─── SOURCE RECORDS

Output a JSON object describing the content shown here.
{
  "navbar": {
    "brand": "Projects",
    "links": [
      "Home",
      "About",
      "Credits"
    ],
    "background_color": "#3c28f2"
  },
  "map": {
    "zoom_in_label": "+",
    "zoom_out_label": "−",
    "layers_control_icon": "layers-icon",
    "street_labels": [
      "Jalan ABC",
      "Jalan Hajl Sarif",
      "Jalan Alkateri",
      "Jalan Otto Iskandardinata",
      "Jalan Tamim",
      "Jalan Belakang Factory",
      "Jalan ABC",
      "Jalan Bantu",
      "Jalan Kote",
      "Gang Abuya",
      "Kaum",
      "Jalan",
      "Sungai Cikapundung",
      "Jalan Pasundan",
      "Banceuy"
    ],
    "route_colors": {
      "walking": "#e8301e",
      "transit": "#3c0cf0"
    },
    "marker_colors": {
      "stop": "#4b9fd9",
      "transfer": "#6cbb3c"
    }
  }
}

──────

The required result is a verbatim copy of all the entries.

Output a JSON object describing the content shown here.
{
  "navbar": {
    "brand": "Projects",
    "links": [
      "Home",
      "About",
      "Credits"
    ],
    "background_color": "#3c28f2"
  },
  "map": {
    "zoom_in_label": "+",
    "zoom_out_label": "−",
    "layers_control_icon": "layers-icon",
    "street_labels": [
      "Jalan ABC",
      "Jalan Hajl Sarif",
      "Jalan Alkateri",
      "Jalan Otto Iskandardinata",
      "Jalan Tamim",
      "Jalan Belakang Factory",
      "Jalan ABC",
      "Jalan Bantu",
      "Jalan Kote",
      "Gang Abuya",
      "Kaum",
      "Jalan",
      "Sungai Cikapundung",
      "Jalan Pasundan",
      "Banceuy"
    ],
    "route_colors": {
      "walking": "#e8301e",
      "transit": "#3c0cf0"
    },
    "marker_colors": {
      "stop": "#4b9fd9",
      "transfer": "#6cbb3c"
    }
  }
}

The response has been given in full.